**PROBLEM DETAILS:** Count the lines below that contain the word "Project", and give only that number.

**EXTRACTED MATERIAL:**
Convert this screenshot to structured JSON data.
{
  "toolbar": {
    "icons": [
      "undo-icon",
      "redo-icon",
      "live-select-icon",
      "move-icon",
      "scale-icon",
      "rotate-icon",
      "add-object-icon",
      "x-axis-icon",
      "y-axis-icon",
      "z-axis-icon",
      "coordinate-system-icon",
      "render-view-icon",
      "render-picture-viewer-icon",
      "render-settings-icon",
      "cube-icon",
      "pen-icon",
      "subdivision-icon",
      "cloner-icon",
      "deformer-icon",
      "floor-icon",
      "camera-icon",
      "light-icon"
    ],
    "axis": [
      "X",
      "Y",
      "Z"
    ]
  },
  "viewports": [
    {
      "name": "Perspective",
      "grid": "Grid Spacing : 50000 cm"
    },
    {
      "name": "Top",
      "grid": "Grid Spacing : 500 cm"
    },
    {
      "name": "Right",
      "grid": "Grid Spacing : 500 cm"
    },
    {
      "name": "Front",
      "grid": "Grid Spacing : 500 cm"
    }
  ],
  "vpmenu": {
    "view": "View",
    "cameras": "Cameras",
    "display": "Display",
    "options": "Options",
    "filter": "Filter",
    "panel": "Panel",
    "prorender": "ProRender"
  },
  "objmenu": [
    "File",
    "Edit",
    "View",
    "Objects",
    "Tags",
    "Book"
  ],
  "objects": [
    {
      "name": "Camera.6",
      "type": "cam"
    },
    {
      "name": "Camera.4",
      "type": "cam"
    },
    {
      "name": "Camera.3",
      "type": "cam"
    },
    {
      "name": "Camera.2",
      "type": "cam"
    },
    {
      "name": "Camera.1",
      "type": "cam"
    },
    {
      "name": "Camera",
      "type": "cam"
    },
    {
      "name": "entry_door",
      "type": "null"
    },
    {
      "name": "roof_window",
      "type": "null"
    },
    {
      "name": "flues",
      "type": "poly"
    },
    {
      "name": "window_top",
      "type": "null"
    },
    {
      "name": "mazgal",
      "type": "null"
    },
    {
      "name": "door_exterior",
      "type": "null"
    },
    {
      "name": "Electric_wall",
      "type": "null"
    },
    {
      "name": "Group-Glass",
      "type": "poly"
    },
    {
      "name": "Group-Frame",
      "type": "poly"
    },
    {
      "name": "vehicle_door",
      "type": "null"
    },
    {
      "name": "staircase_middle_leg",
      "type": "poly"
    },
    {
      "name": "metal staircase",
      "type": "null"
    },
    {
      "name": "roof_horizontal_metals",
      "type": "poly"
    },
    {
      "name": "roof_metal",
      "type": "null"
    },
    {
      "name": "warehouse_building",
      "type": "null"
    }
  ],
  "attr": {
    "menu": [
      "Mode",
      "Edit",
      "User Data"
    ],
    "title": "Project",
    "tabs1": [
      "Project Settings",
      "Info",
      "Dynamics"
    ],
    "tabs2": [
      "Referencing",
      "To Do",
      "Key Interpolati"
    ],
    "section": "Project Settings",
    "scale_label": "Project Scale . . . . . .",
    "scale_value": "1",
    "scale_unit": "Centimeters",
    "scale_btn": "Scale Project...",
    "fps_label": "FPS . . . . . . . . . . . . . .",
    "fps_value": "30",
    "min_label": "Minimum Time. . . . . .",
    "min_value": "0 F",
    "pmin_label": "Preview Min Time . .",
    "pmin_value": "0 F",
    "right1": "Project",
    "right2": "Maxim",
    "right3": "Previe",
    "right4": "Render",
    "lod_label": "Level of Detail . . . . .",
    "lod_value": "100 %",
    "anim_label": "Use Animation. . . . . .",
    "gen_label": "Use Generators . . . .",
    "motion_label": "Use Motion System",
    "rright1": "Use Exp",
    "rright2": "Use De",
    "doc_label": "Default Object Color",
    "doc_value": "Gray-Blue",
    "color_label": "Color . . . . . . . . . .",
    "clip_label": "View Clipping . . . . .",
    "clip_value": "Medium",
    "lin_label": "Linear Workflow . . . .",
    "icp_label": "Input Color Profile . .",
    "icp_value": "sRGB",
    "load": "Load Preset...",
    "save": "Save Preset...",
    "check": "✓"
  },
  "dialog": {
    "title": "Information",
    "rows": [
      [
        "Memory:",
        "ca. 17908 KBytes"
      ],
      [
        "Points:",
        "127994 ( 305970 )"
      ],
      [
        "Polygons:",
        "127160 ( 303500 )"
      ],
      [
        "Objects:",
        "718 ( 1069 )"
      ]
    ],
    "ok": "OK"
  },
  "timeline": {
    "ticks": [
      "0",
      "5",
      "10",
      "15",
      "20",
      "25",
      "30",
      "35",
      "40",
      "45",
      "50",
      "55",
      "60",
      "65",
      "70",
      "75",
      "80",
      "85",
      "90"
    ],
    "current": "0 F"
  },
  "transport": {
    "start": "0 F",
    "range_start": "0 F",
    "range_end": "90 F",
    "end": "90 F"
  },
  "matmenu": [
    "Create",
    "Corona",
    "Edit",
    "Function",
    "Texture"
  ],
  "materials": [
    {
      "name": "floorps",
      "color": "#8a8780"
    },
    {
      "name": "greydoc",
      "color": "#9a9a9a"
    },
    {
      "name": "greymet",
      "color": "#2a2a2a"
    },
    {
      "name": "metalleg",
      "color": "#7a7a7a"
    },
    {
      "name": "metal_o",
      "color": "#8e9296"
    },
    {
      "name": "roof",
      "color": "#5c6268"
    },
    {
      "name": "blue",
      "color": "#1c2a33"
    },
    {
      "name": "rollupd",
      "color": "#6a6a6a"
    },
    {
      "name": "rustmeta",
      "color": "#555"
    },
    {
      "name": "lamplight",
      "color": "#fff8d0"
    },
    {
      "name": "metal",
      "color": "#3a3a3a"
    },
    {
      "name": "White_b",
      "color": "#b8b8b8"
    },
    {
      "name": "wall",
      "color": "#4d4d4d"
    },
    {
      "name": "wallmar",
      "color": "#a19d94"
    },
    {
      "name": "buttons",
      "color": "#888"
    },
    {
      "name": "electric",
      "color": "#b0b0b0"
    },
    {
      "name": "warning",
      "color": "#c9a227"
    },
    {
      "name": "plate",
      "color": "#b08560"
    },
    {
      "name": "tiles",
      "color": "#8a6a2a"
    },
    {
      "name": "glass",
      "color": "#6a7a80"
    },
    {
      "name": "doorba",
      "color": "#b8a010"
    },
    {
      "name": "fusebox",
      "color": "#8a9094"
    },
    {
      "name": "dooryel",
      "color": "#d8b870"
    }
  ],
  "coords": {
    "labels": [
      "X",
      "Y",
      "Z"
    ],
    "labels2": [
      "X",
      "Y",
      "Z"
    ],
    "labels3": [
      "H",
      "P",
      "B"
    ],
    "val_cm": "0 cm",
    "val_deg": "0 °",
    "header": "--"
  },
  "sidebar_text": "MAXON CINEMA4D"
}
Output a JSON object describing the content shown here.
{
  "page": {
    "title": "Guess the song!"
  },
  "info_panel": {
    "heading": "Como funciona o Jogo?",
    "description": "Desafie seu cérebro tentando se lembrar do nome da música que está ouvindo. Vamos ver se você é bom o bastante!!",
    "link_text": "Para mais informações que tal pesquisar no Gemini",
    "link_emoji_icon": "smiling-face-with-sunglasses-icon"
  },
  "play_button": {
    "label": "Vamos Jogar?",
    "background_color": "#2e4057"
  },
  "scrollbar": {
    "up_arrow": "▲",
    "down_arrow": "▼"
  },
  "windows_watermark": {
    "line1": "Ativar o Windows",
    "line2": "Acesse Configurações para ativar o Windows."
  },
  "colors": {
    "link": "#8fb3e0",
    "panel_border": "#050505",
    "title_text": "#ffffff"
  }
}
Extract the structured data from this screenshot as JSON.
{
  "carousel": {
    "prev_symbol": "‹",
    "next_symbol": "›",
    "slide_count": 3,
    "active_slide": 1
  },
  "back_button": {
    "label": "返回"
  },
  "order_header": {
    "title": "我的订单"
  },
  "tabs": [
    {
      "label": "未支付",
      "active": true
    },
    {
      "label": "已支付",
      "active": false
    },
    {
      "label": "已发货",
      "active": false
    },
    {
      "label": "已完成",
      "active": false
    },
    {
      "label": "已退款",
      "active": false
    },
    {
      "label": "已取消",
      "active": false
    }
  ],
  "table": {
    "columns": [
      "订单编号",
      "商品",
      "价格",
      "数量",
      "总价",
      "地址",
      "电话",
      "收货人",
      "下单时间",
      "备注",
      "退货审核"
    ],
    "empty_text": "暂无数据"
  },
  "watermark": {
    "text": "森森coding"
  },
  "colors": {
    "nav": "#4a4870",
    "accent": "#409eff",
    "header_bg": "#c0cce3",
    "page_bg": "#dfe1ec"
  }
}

**RESULT OF THE EXERCISE:** 6